While newly elected Florida Gov. Rick Scott’s ideas for education have gotten more attention than his ideas for health care, he made during his inaugural speech Tuesday what could be considered an egalitarian argument for choices in medical delivery.
In the same breath that the Republican governor called for the “maximum amount of choice” in education, he demanded that government stop treating patients “like interchangeable parts on an assembly line.”
Patients want to be treated as individuals … choosing their own doctors and making their own decisions in consultation with those doctors … The very wealthy will always have plenty of options. But most Floridians have far too little say in how their children are educated or how health care services are provided.
This speaks to the intriguing intellectual continuum represented in two equally polarizing public policy debates.
There aren’t many people in the mainstream who would quibble with Scott’s call to give low-income families opportunities to choose the right doctor and to make decisions in consultation with those doctors. But in the arena of education those options tend to take on an entirely different character. Though we may feel low-income parents should have the freedom to choose their children’s doctors we are not sure whether that should extend to their children’s schools or teachers.
In virtually every area of life but K-12 education, low-income citizens receiving public support are empowered to choose from government-approved private providers. And that middle ground in health care is generally seen as the nexus in the debate over health care reform.
Efforts to revamp our nation’s health care system have jumpstarted some volatile policy debates, but those discussions have yielded highly complex positions supporting options along a lengthy continuum of proposals. To be sure, those on the far left would fantasize about government-run and government-operated health care and those on the far right would advocate cutting government out of an entirely market-driven system. Most Americans and most policy makers, however, take a variety of positions in the middle 50 percent and keep their debates among a range of choices and a range of regulatory requirements. Most Americans are also perfectly comfortable with a Medicare single-payer plan that allows seniors options in choosing their doctors.

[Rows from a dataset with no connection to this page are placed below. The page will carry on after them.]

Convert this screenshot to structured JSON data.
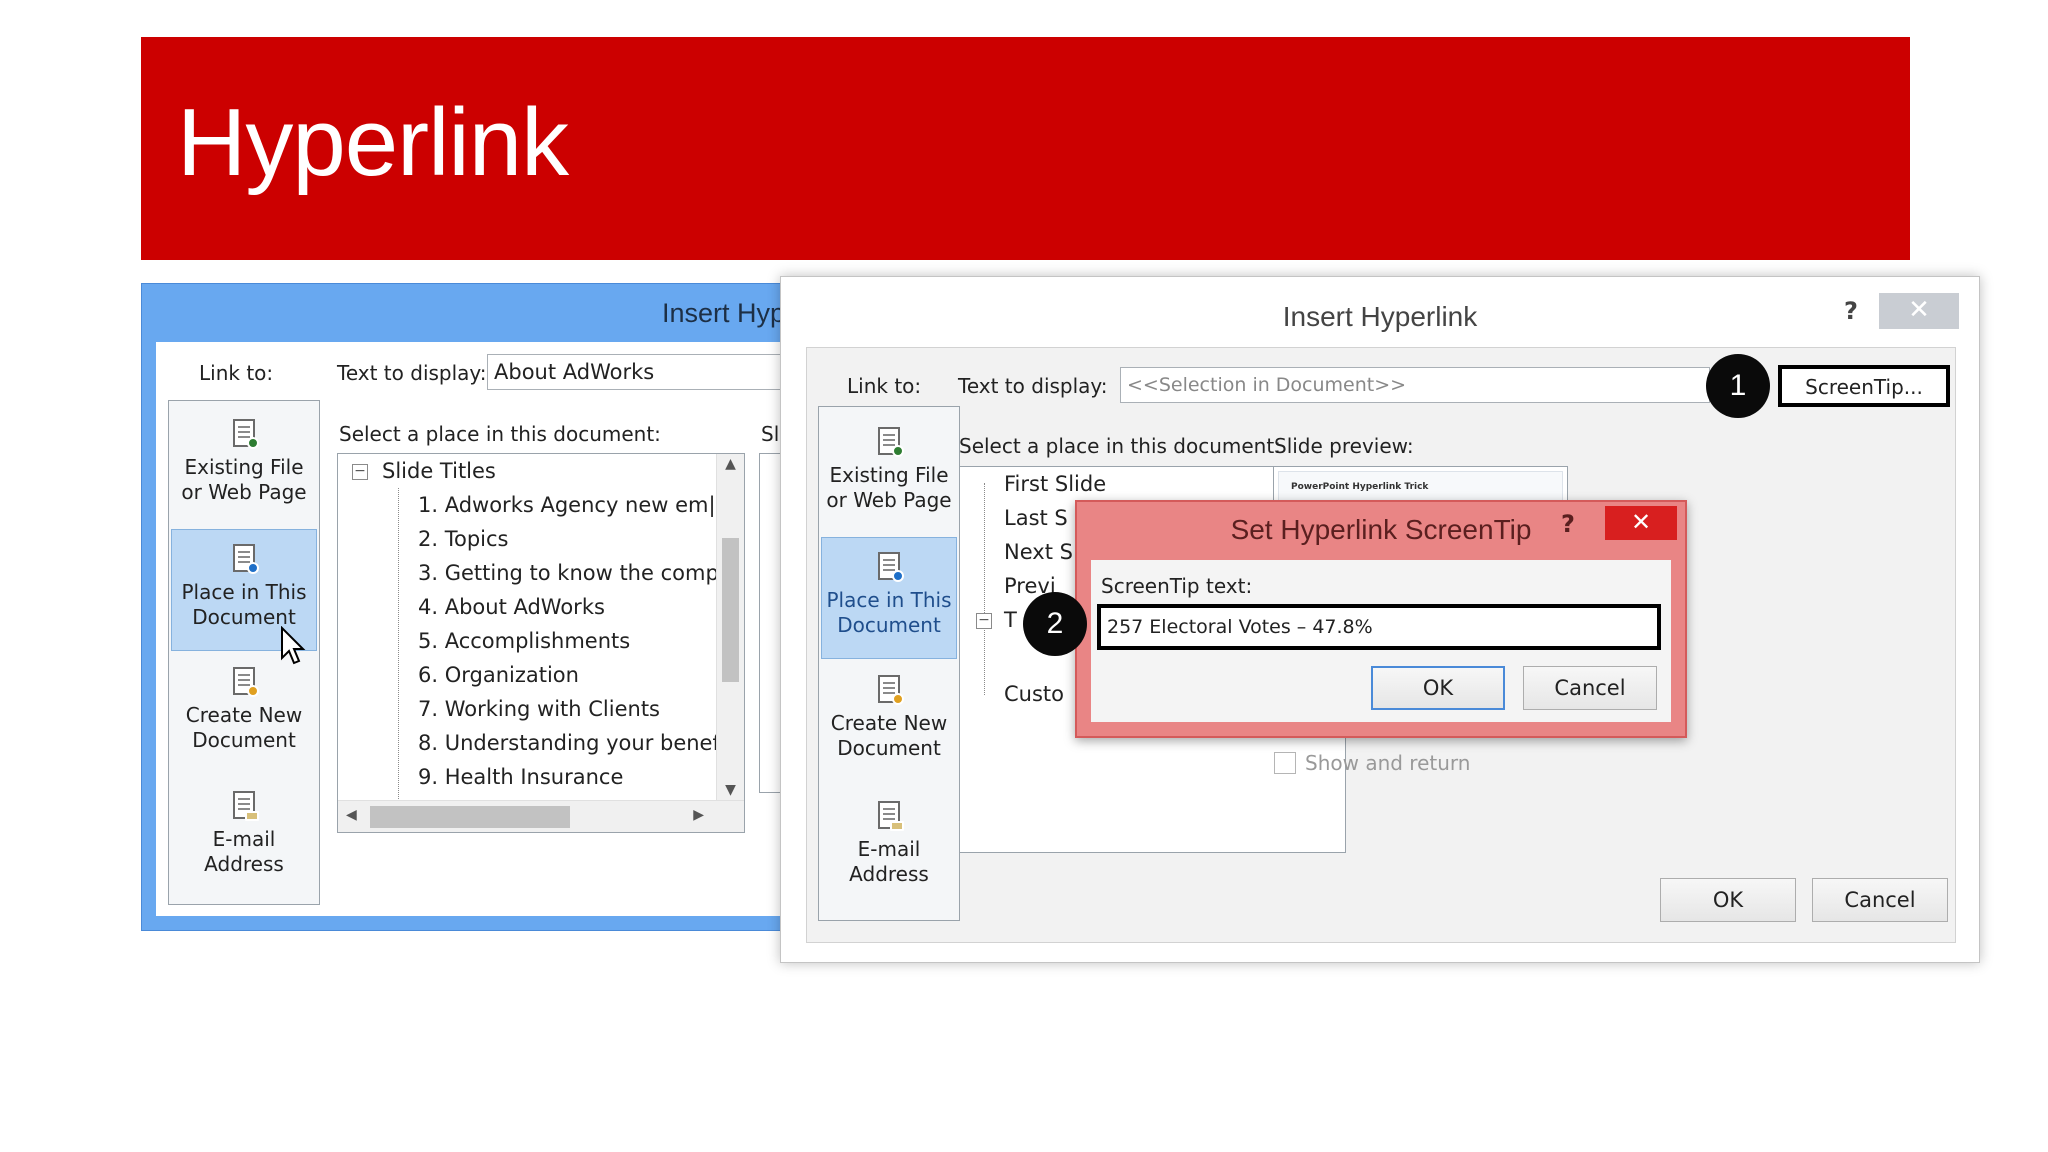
{
  "banner": {
    "title": "Hyperlink"
  },
  "colors": {
    "banner_red": "#cc0000",
    "dialog_blue": "#68a8f0",
    "screentip_red": "#e98585",
    "selected_blue": "#bcd8f4"
  },
  "back_dialog": {
    "title": "Insert Hyp",
    "link_to_label": "Link to:",
    "text_to_display_label": "Text to display:",
    "text_to_display_value": "About AdWorks",
    "select_place_label": "Select a place in this document:",
    "slide_preview_label_fragment": "Sli",
    "link_items": [
      {
        "line1": "Existing File",
        "line2": "or Web Page",
        "icon": "web-page-icon"
      },
      {
        "line1": "Place in This",
        "line2": "Document",
        "icon": "place-in-document-icon"
      },
      {
        "line1": "Create New",
        "line2": "Document",
        "icon": "new-document-icon"
      },
      {
        "line1": "E-mail",
        "line2": "Address",
        "icon": "email-icon"
      }
    ],
    "tree_root": "Slide Titles",
    "tree_items": [
      "1. Adworks Agency  new em|",
      "2. Topics",
      "3. Getting to know the comp",
      "4. About AdWorks",
      "5. Accomplishments",
      "6. Organization",
      "7. Working with Clients",
      "8. Understanding your benef",
      "9. Health Insurance"
    ]
  },
  "front_dialog": {
    "title": "Insert Hyperlink",
    "help": "?",
    "close": "✕",
    "link_to_label": "Link to:",
    "text_to_display_label": "Text to display:",
    "text_to_display_value": "<<Selection in Document>>",
    "screentip_button": "ScreenTip...",
    "select_place_label": "Select a place in this document:",
    "slide_preview_label": "Slide preview:",
    "link_items": [
      {
        "line1": "Existing File",
        "line2": "or Web Page",
        "icon": "web-page-icon"
      },
      {
        "line1": "Place in This",
        "line2": "Document",
        "icon": "place-in-document-icon"
      },
      {
        "line1": "Create New",
        "line2": "Document",
        "icon": "new-document-icon"
      },
      {
        "line1": "E-mail",
        "line2": "Address",
        "icon": "email-icon"
      }
    ],
    "tree_items": [
      "First Slide",
      "Last S",
      "Next S",
      "Previ",
      "T",
      "Custo"
    ],
    "preview_caption": "PowerPoint Hyperlink Trick",
    "show_and_return_label": "Show and return",
    "ok_label": "OK",
    "cancel_label": "Cancel"
  },
  "screentip_dialog": {
    "title": "Set Hyperlink ScreenTip",
    "help": "?",
    "close": "✕",
    "screentip_text_label": "ScreenTip text:",
    "screentip_text_value": "257 Electoral Votes – 47.8%",
    "ok_label": "OK",
    "cancel_label": "Cancel"
  },
  "markers": {
    "one": "1",
    "two": "2"
  }
}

Even ardent opponents of President Obama’s health care reform efforts are divided on whether, or how much, to repeal the law, according to a recent Washington Post-ABC News poll. Nearly 40 percent of those polled who oppose the law want to take a “wait and see” approach before repealing it. Even those who favor an immediate repeal are split into two camps: Those who want to kill the whole law and those who want to roll back only parts of it.
But those shades of gray rarely make it into the debate over reforming public education. And when they do, they typically elicit a head-turning reaction, as exemplified by an Atlantic Monthly interviewer surprised by Arianna Huffington’s support for a “single-payer” model for education.
Huffington, one of the world’s most celebrated liberals, responded:
As far as single-payer education goes, what is important, and the reason I called it “single payer,” is that progressives love single-payer health care. This is the same principle. No one in single payer health care is proposing that the government actually provide the health care. By the same principle, why shouldn’t the government provide the funds, and then multiple providers can actually provide the education?